The recent moves toward implementing Gainful Employment rules that can limit loans to students attending private institutions where graduate incomes fall far short of their debt load may be the catalyst for change. But I don’t think we are going to see significant impact upon our profession unless these rules apply equally to public and private institutions.
In summary, we have to find a way to increase the market and temper the growth of the supply. That’s the only way we thrive.
What are the VIN Foundation efforts to promote veterinary mental health and wellness?
—Cheryl Weber, Student Services Coordinator and Grief Educator
One of the biggest lapses in the profession has been how we welcome in new graduates. In the past, graduates fell off a cliff and hoped there was a good job where they landed. The VIN Foundation exists to help colleagues on their journey from pre-vet to veterinary student to associate to owner. And ultimately the most important factor that will paint the face of the profession over the next several decades is how we transfer ownership.
IWantToBeAVeterinarian.com reaches out to pre-veterinarians. It gets them personal contact and mentorship with veterinarians in order to transfer knowledge about everything from clinical skills to debt education. The website also has blogs, a cost of education map, and other resources for pre-vets to get started and research their potential future.
Many recent reports suggest that our profession struggles with depression and suicide. Vets4Vets offers tools to current and future members of the profession to navigate challenges to wellness.

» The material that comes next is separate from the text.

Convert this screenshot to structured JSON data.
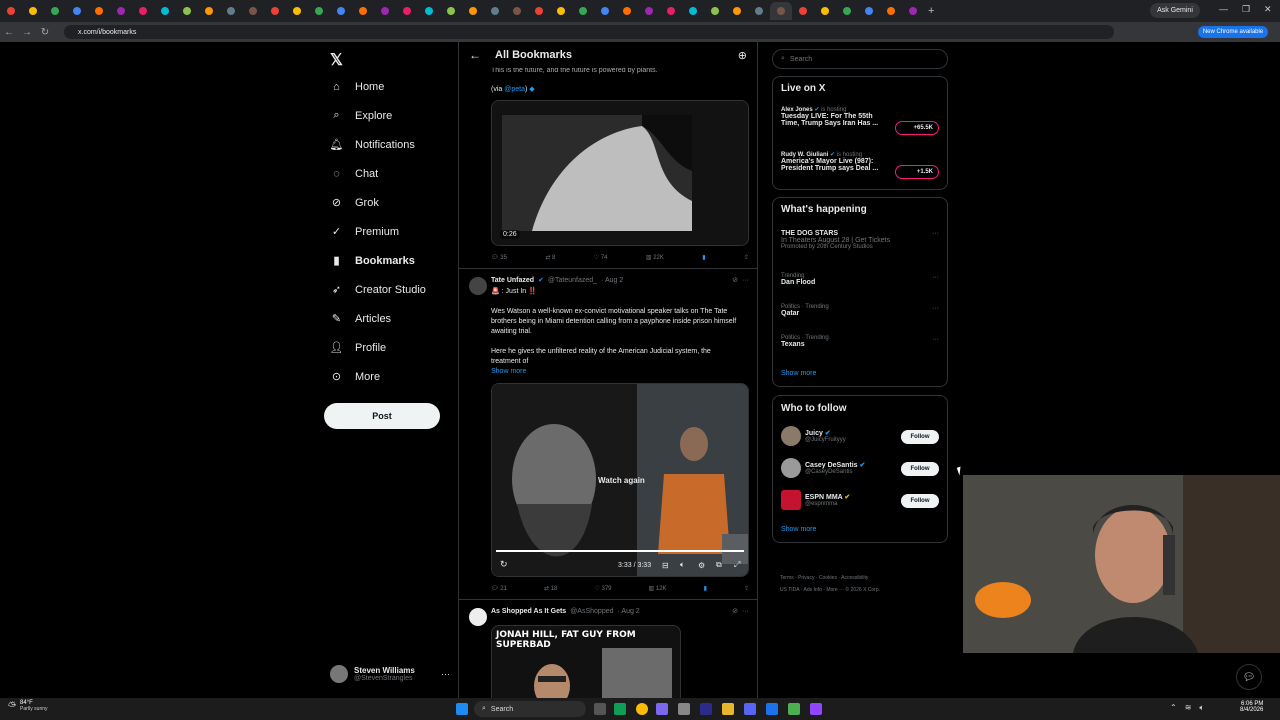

For students and recent graduates, there is a debt repayment simulator. There are also a couple of classes called “Getting Through the Day/Night,” designed to help new graduates review the most common clinical presentations they’ll face in practice. The VIN Foundation’s Model Employment Contract provides a guide and explanations that help new graduates and those who employ them make their contract negotiation a bonding rather than divisive experience. It is balanced and fair for both employer and employee.
The VIN Foundation New Graduate Manual outlines what factors contribute to being a productive associate with a balanced lifestyle.
There are also confidential support groups for veterinary students and veterinarians.
The other way we support anyone and everyone in veterinary school and after is through the VIN message boards. We have three trained veterinary mental health professionals to mentor individuals who ask for help. The assistance is private and confidential. There are also private groups for peers with similar situations and veterinarians in recovery.
How do you feel about mobile apps that allow clients to discuss questions with veterinarians directly, without the prerequisite of an office visit? Do you feel this is a business model that can work for vets? Is it helpful or harmful to the profession?
—Rosalie Ierardi, DVM Class of 2017
A lot of people who design apps come to me, and I steer clear of all of them. I would neither endorse nor put down any of them. I think that those which facilitate interaction between veterinarian and client are part of the future. I think that those trying to replace visits to a veterinarian are going to break most of the practice acts. There are certain questions that can be answered without seeing a patient, but the professional recommendation always has to be to go see your veterinarian. Some of them could be useful for a second opinion, but no app can replace someone who has seen and touched the patient.
Do you want to join our fantasy football league?
—Henry Johnson, DVM Class of 2017
A big thank you to Paul from us at the College of Veterinary Medicine at Illinois for taking the time to answer these questions, and also for your philanthropy.
And if anyone out there is looking to join a fantasy football league, I might know a guy.